There’s not much food mentioned in the Wicked series. Elphaba has way more important things to do than cook. Or even eat. But there are a few foods that manage to convey both a very Oz-like sense of the exotic as well as a dark of mysterious quality–something decadent but not quite right.
Saffron cream is mentioned several times throughout the book. It’s both a decadent treat as well as an expected one on important occasions. It’s a sign that someone’s made an effort, but it’s also associated with dissipation like in the quote below:
“They sang, and chattered, and ordered sandwiches, and Avaric plunked down an embarrassment of coins to demand a salver of saffron cream, in Ama Clutch’s memory. Money did wonders and the cream was found in the larder, which gave Glinda an uneasy feeling, though she didn’t know why. They spooned the airy mounds into one another’s mouths, sculpted with it, mixed it in with their champagne, threw it in small gobbets at one another until the manager came over and told them to get the hell out. They complied, grumbling. They didn’t know it was the last time they would all be together, or they might have lingered.” 162-3
Ama Clutch dies in mysterious circumstances and the saffron cream is associated with honoring the dead. It’s one last night of wild, carefree behavior before the group goes their separate ways. The mood is uneasy, even if it’s only Glinda that feels it. But just because there are some strange associations with this dish doesn’t mean you shouldn’t make it yourself!
Saffron is a very strange substance. For one it’s crazy expensive. In fact it’s the most expensive thing per pound that you can cook with. For that reason, there’s fraudulent saffron out there, so you need to be careful. Want to know what to look for in saffron? Check out this helpful post.
Saffron is normally used in savory dishes, but it’s equally good in sweet ones. It’s got a great, subtle, complex flavor.
- one pinch saffron
- 1 tablespoon warm water
- 1/2 cup heavy cream
- 1 tablespoon powdered sugar
Bring out the flavor of the saffron by soaking the strands in the tablespoon of water for a couple minutes.
Add the saffron and the water to the heavy cream along with the powdered sugar and beat until stiff peaks form.
You can put your cream on top of anything you would normally put whipped cream on top of: scones (like these yummy ones I made this morning), hot cocoa, tarts, pies–whatever. It’ll be delicious on everything.

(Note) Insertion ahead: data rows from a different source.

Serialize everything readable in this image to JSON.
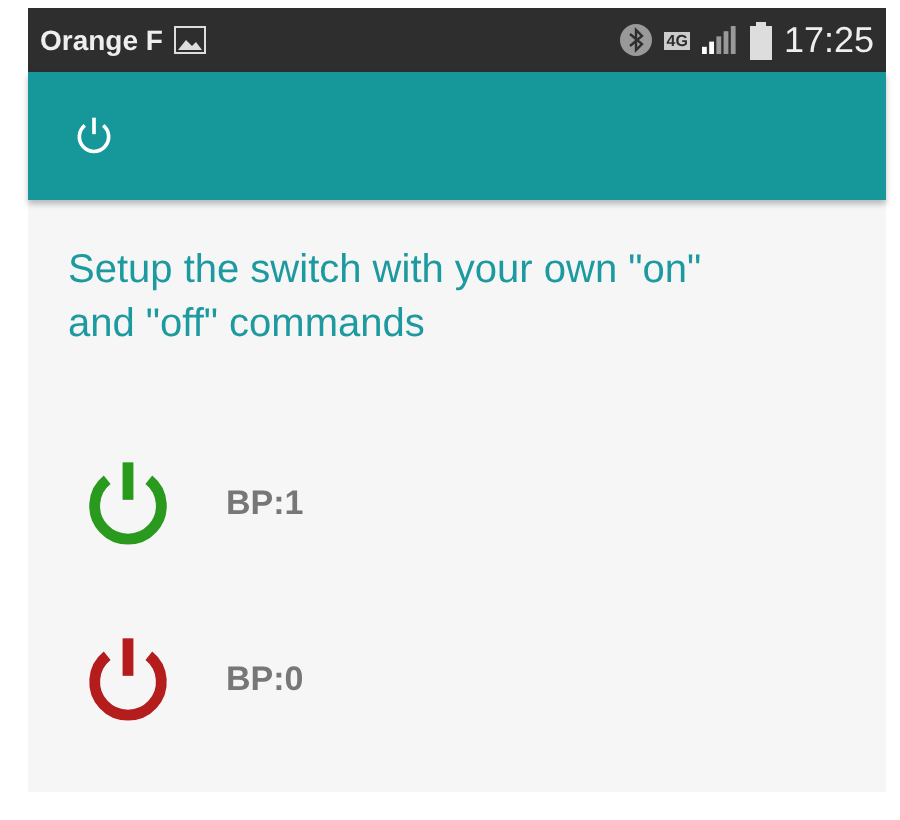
{
  "status_bar": {
    "carrier": "Orange F",
    "network_type": "4G",
    "time": "17:25"
  },
  "prompt": "Setup the switch with your own \"on\" and \"off\" commands",
  "commands": [
    {
      "color": "#2a9a1e",
      "label": "BP:1"
    },
    {
      "color": "#b51c1c",
      "label": "BP:0"
    }
  ]
}
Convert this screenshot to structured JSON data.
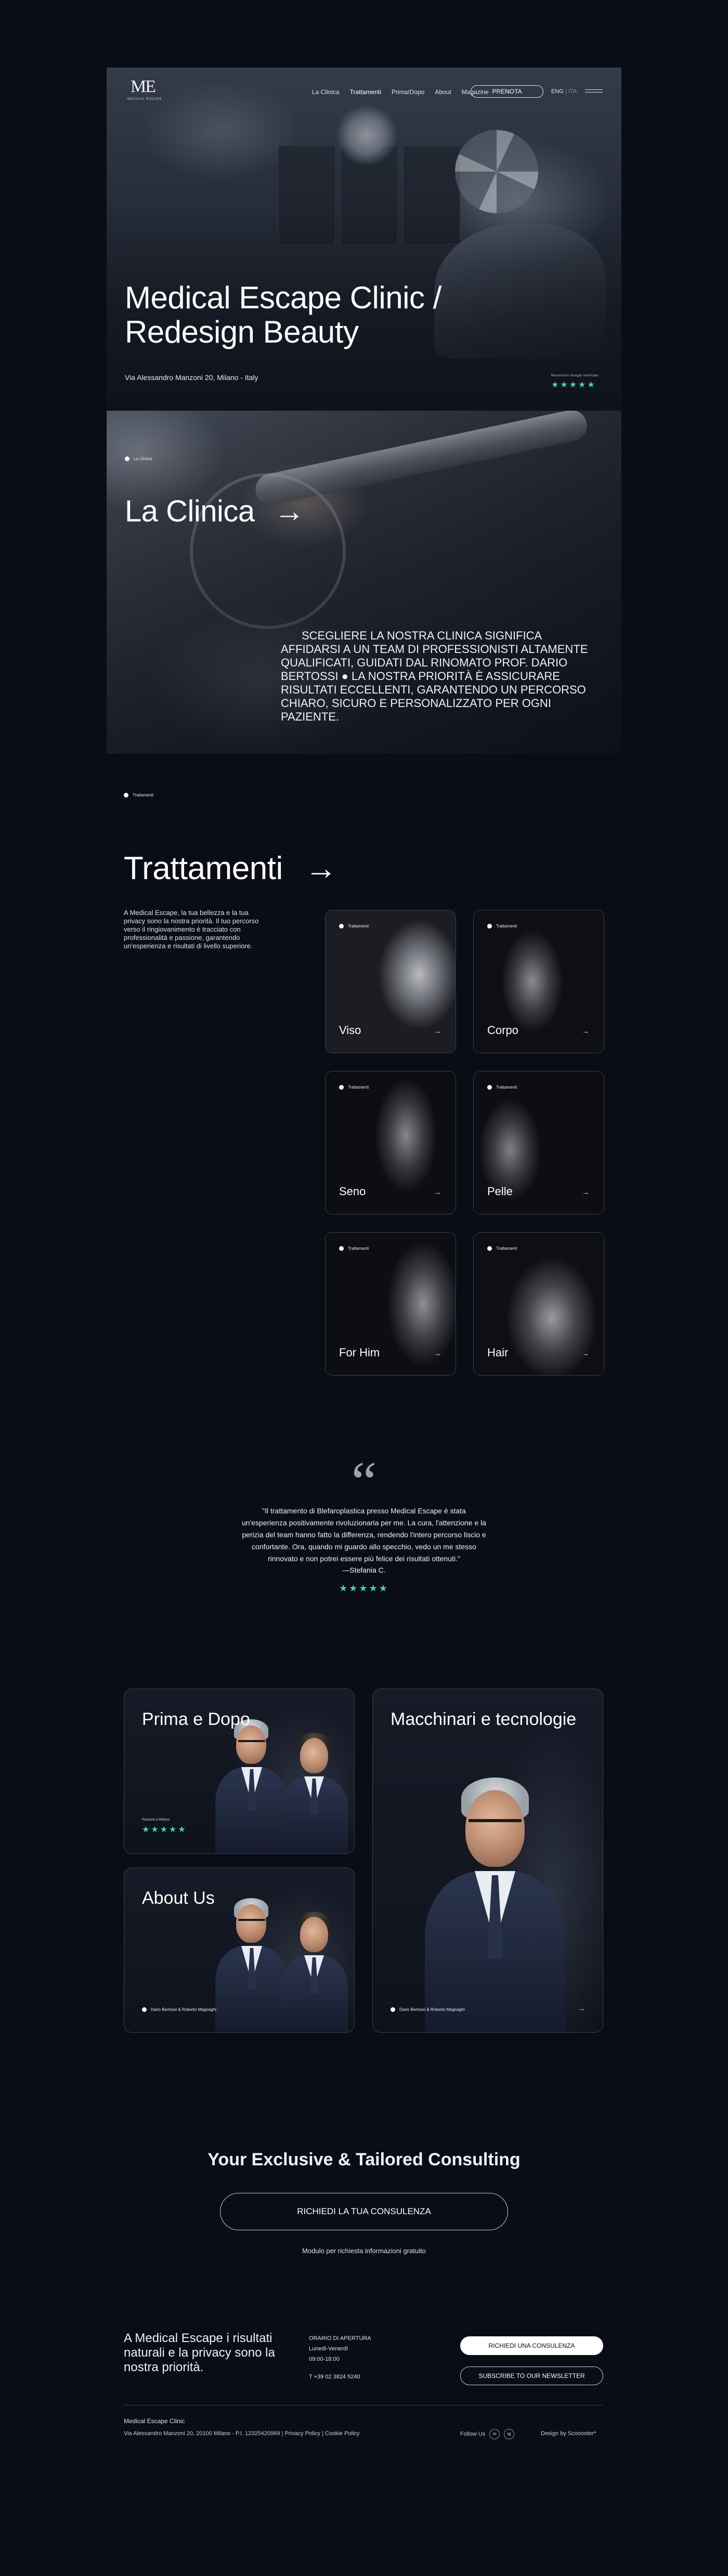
{
  "brand": {
    "logo_mark": "ME",
    "logo_sub": "MEDICAL ESCAPE"
  },
  "nav": {
    "items": [
      "La Clinica",
      "Trattamenti",
      "Prima/Dopo",
      "About",
      "Magazine"
    ],
    "active": "Trattamenti",
    "cta": "PRENOTA",
    "lang_active": "ENG",
    "lang_sep": "|",
    "lang_other": "ITA"
  },
  "hero": {
    "title": "Medical Escape Clinic / Redesign Beauty",
    "address": "Via Alessandro Manzoni 20, Milano - Italy",
    "rating_label": "Recensioni Google Verificate",
    "stars": "★★★★★"
  },
  "clinica": {
    "tag": "La Clinica",
    "title": "La Clinica",
    "arrow": "→",
    "text": "SCEGLIERE LA NOSTRA CLINICA SIGNIFICA AFFIDARSI A UN TEAM DI PROFESSIONISTI ALTAMENTE QUALIFICATI, GUIDATI DAL RINOMATO PROF. DARIO BERTOSSI ● LA NOSTRA PRIORITÀ È ASSICURARE RISULTATI ECCELLENTI, GARANTENDO UN PERCORSO CHIARO, SICURO E PERSONALIZZATO PER OGNI PAZIENTE."
  },
  "trattamenti": {
    "tag": "Trattamenti",
    "title": "Trattamenti",
    "arrow": "→",
    "description": "A Medical Escape, la tua bellezza e la tua privacy sono la nostra priorità. Il tuo percorso verso il ringiovanimento è tracciato con professionalità e passione, garantendo un'esperienza e risultati di livello superiore.",
    "card_tag": "Trattamenti",
    "card_arrow": "→",
    "cards": [
      {
        "name": "Viso"
      },
      {
        "name": "Corpo"
      },
      {
        "name": "Seno"
      },
      {
        "name": "Pelle"
      },
      {
        "name": "For Him"
      },
      {
        "name": "Hair"
      }
    ]
  },
  "testimonial": {
    "mark": "“",
    "text": "\"Il trattamento di Blefaroplastica presso Medical Escape è stata un'esperienza positivamente rivoluzionaria per me. La cura, l'attenzione e la perizia del team hanno fatto la differenza, rendendo l'intero percorso liscio e confortante. Ora, quando mi guardo allo specchio, vedo un me stesso rinnovato e non potrei essere più felice dei risultati ottenuti.\"",
    "author": "—Stefania C.",
    "stars": "★★★★★",
    "star_color": "#49d6a3"
  },
  "people": {
    "prima_dopo": {
      "title": "Prima e Dopo",
      "sub": "Pazienti a Milano",
      "stars": "★★★★★"
    },
    "about": {
      "title": "About Us",
      "tag": "Dario Bertossi & Roberto Magnaghi"
    },
    "macchinari": {
      "title": "Macchinari e tecnologie",
      "tag": "Dario Bertossi & Roberto Magnaghi",
      "arrow": "→"
    }
  },
  "cta": {
    "title": "Your Exclusive & Tailored Consulting",
    "button": "RICHIEDI LA TUA CONSULENZA",
    "note": "Modulo per richiesta informazioni gratuito"
  },
  "footer": {
    "claim": "A Medical Escape i risultati naturali e la privacy sono la nostra priorità.",
    "hours_title": "ORARIO DI APERTURA",
    "hours_days": "Lunedì-Venerdì",
    "hours_time": "09:00-18:00",
    "phone": "T +39 02 3824 5240",
    "btn_consult": "RICHIEDI UNA CONSULENZA",
    "btn_newsletter": "SUBSCRIBE TO OUR NEWSLETTER",
    "company": "Medical Escape Clinic",
    "address_line": "Via Alessandro Manzoni 20, 20100 Milano - P.I. 12325420969  |  Privacy Policy  |  Cookie Policy",
    "follow": "Follow Us",
    "social_1": "in",
    "social_2": "ig",
    "design": "Design by Scooooter*"
  }
}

2 thoughts on “Baking for Bookworms: Saffron Cream from Gregory Maguire’s Wicked”
Is this the saffron from France?
This is actually saffron from the local Indian Market. I haven’t opened the one from your trip yet. But I thought you bought it in England?